* [Digression: A person might object that his faith wavers. This is not true faith. This is probably merely belief. Beliefs are always subject to doubt. There has been much confusion caused by equating faith with belief. I do not know whether the heavens and hells exist or not. I do not know whether gods exist or not. If I think they do or I think they do not, these are beliefs and they are open to doubt either way. Faith, however, is something more fundamental. Faith is the deep intuition that enables one to recognise Dharma when one encounters it. One may express one’s faith in formulations, but really faith transcends them. I may say that I have faith in Buddha but my faith would remain even if the word Buddha had never appeared in my experience. Buddhism is a vehicle for my faith. It is a good vehicle, but if it were not available there would be others.]
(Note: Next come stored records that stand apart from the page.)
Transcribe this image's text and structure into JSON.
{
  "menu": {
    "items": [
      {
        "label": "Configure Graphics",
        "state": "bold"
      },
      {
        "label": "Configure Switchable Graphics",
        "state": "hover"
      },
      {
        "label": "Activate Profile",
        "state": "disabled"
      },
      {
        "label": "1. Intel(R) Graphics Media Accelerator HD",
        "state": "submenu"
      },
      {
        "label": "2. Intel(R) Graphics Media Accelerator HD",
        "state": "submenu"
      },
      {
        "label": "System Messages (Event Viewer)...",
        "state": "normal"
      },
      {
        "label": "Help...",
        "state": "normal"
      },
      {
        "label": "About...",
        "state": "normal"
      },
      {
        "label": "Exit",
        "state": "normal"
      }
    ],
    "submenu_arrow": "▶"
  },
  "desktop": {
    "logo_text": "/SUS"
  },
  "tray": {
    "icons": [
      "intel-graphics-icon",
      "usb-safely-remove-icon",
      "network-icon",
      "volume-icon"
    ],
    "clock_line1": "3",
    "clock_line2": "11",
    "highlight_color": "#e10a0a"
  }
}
Buddhism talks a good deal about shunyata, emptiness. What is this emptiness? The earliest Buddhist texts provide a psychology of what we could call the point mind - a mind without content. Our modern (and later Buddhist) psychologies speak a lot about the content of the mind and much therapy and education is devoted to filling the mind up with supposedly good things. So is the mind full or empty?
The Japanese psychologist Tomoda who translated the works of Carl Rogers into Japanese and then went on to develop a system of psychology closely related to Buddhist and Taoist thought was particularly struck by the way that Rogers’ method (if not his theory) provided the client with a safe space in which he could be entirely alone, even though in the presence of the therapist.
To my way of understanding, the idea of shunyata can well be approached through this matter of aloneness. When one dies one is alone. One is alone facing a complete unknown. Whatever your belief about the afterlife, now what is happening for real and you know that something very powerful is taking place that you actually have no knowledge about. You can enter it in fear or in faith, but either way you do so alone. This is emptiness. Whatever connections, relations, loves, achievements or projects you have accomplished in your earthly life, all are left. You are alone. This is shunyata.
Buddhist enlightenment - spiritual awakening - is like this: to die before you die, to find that utter aloneness while still hale and fit for action here in this world. That is also faith, for you dare not enter such a state without great faith. It is a kind of fearlessness, which is not really to say that one never experiences the feeling of dread as a sensation, but rather that one has access to something that carries one through all difficulties. This something may be called the bodaishin or bodhichitta. It is not something that one can possess, but it is never unavailable.
Buddhism has a multitude of methods for helping people to approach such a state, but the final step - that in which one is seized by an other power - one must, as at death, take utterly alone, and, as at death, it is not something one can contrive nor be in control of.